The weekend train to Modi’in was crowded. I could not find a seat. I stood in the aisle and held tightly onto my suitcase. Suddenly a man in his early fifties with a tanned face told his teenage son to stand up and relinquish his seat. The son was reluctant to obey his father. “It’s not necessary,” I said. “I’m all right.” The father repeated his command. “Get up!”
Slowly the boy rose to his feet. As I sat down, I made sure that I exhaled a loud groan from my chest to justify the father’s order, sounding like I really needed a seat. This caught the attention of a young soldier standing in the aisle with one of his army shoes restraining the wheels of a baby carriage. He kept staring at me. And when the father and son soon exited the train at the airport station to catch a flight to Bucharest, the soldier immediately sat down beside me and began to relate the story of his life.

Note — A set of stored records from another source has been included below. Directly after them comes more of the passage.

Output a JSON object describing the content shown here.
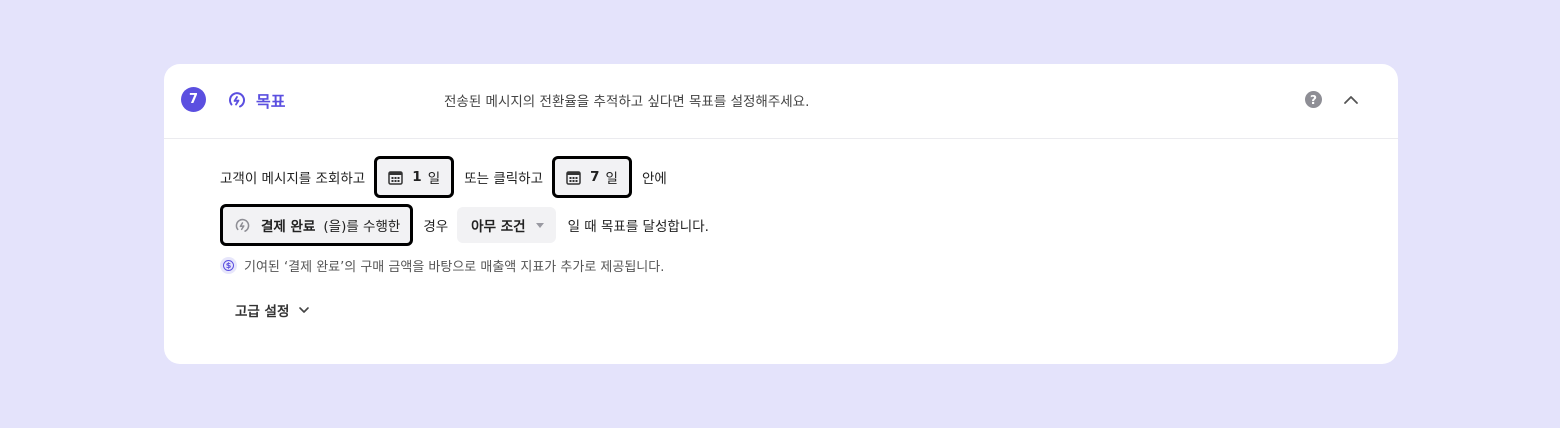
{
  "header": {
    "step_number": "7",
    "title": "목표",
    "description": "전송된 메시지의 전환율을 추적하고 싶다면 목표를 설정해주세요.",
    "help_label": "?"
  },
  "condition": {
    "prefix": "고객이 메시지를 조회하고",
    "view_days": "1",
    "day_unit": "일",
    "or_click": "또는 클릭하고",
    "click_days": "7",
    "within": "안에",
    "event_name": "결제 완료",
    "event_suffix": "(을)를 수행한",
    "case_label": "경우",
    "condition_value": "아무 조건",
    "goal_achieved": "일 때 목표를 달성합니다."
  },
  "info": {
    "icon_label": "$",
    "text": "기여된 ‘결제 완료’의 구매 금액을 바탕으로 매출액 지표가 추가로 제공됩니다."
  },
  "advanced": {
    "label": "고급 설정"
  },
  "colors": {
    "accent": "#5b4fe0",
    "background": "#e4e3fb"
  }
}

He was born into an ultra-orthodox Haredi family of twelve children, he said, but he broke away from Jewish practice and chose a military career. Then he fell in love with a young woman that he wanted to marry, but his father said, “You’re not ready to marry! You’re too young! You have no job! I won’t come to the wedding or support you in any way!”
The distraught son sought counsel from a rabbi, who unfortunately agreed with the dad. So he consulted a secular therapist who said he should marry the girl even if the father would not attend the wedding. And that’s what happened.

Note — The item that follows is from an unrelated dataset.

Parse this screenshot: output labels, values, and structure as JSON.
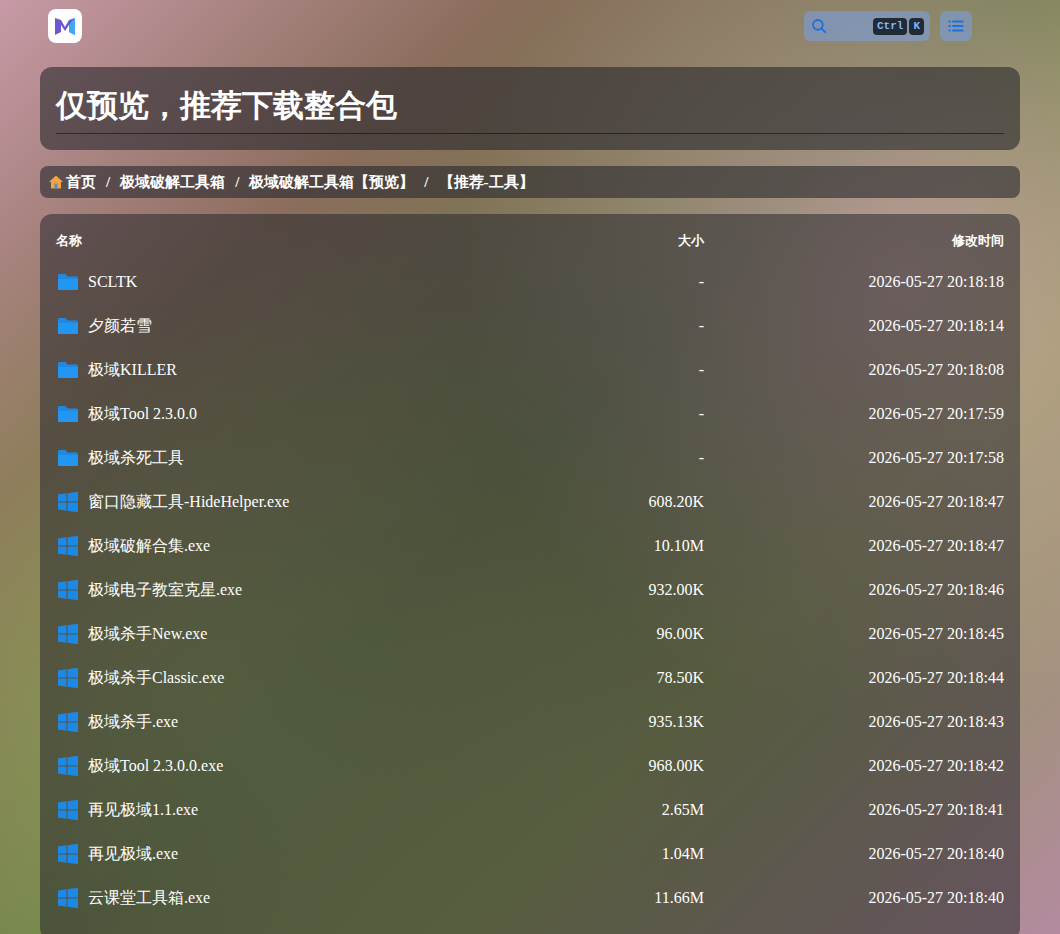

But thereafter his wife suffered six miscarriages, and the doctors said they should not try again. “Always use contraceptives!” they said. So the couple used contraceptives. Nevertheless, the wife got pregnant again, and this time she didn’t miscarry. They had a son, and eleven months later another son, who was now asleep in the baby carriage.

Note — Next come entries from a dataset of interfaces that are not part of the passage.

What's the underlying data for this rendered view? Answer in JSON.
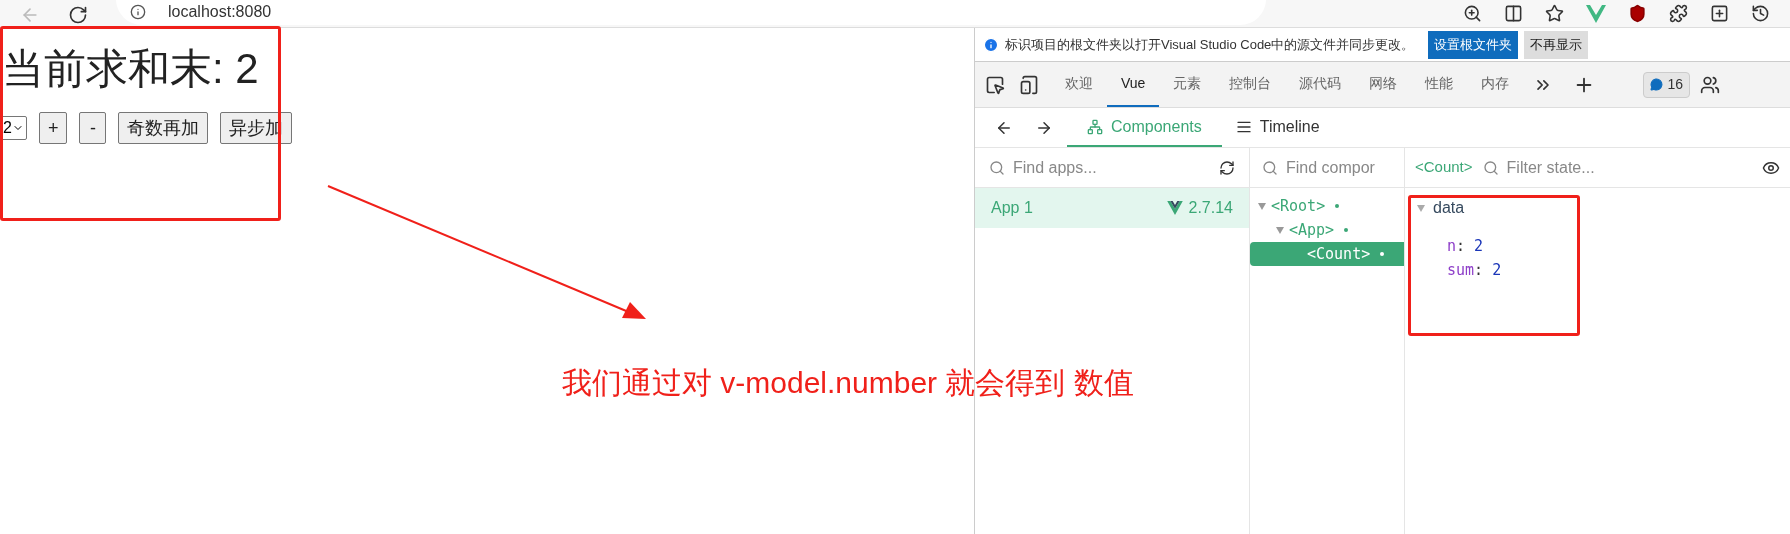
{
  "browser": {
    "address": "localhost:8080"
  },
  "page": {
    "heading": "当前求和末: 2",
    "select_value": "2",
    "buttons": [
      "+",
      "-",
      "奇数再加",
      "异步加"
    ]
  },
  "devtools": {
    "infobar": {
      "message": "标识项目的根文件夹以打开Visual Studio Code中的源文件并同步更改。",
      "buttons": [
        {
          "label": "设置根文件夹",
          "kind": "primary"
        },
        {
          "label": "不再显示",
          "kind": "secondary"
        }
      ]
    },
    "tabs": [
      {
        "label": "欢迎",
        "selected": false
      },
      {
        "label": "Vue",
        "selected": true
      },
      {
        "label": "元素",
        "selected": false
      },
      {
        "label": "控制台",
        "selected": false
      },
      {
        "label": "源代码",
        "selected": false
      },
      {
        "label": "网络",
        "selected": false
      },
      {
        "label": "性能",
        "selected": false
      },
      {
        "label": "内存",
        "selected": false
      }
    ],
    "issues_count": "16",
    "subtabs": [
      {
        "label": "Components",
        "selected": true
      },
      {
        "label": "Timeline",
        "selected": false
      }
    ],
    "apps_search": {
      "placeholder": "Find apps..."
    },
    "apps": [
      {
        "name": "App 1",
        "version": "2.7.14",
        "selected": true
      }
    ],
    "tree_search": {
      "placeholder": "Find compor"
    },
    "tree": [
      {
        "label": "<Root>",
        "selected": false,
        "expanded": true,
        "children": [
          {
            "label": "<App>",
            "selected": false,
            "expanded": true,
            "children": [
              {
                "label": "<Count>",
                "selected": true
              }
            ]
          }
        ]
      }
    ],
    "state": {
      "component": "<Count>",
      "filter_placeholder": "Filter state...",
      "sections": [
        {
          "name": "data",
          "expanded": true,
          "fields": [
            {
              "key": "n",
              "separator": ":",
              "value": "2"
            },
            {
              "key": "sum",
              "separator": ":",
              "value": "2"
            }
          ]
        }
      ]
    }
  },
  "annotation": {
    "text": "我们通过对 v-model.number 就会得到 数值"
  }
}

I was happy for the soldier and told him so, but why had he chosen me to tell his story. The disobedience on the train of that teenage son to his father may have triggered the soldier’s memory of his own disobedience to his dad, but I still felt there was something more to it. I felt like I was his dad now, who forgave him, reason enough for my Aliyah.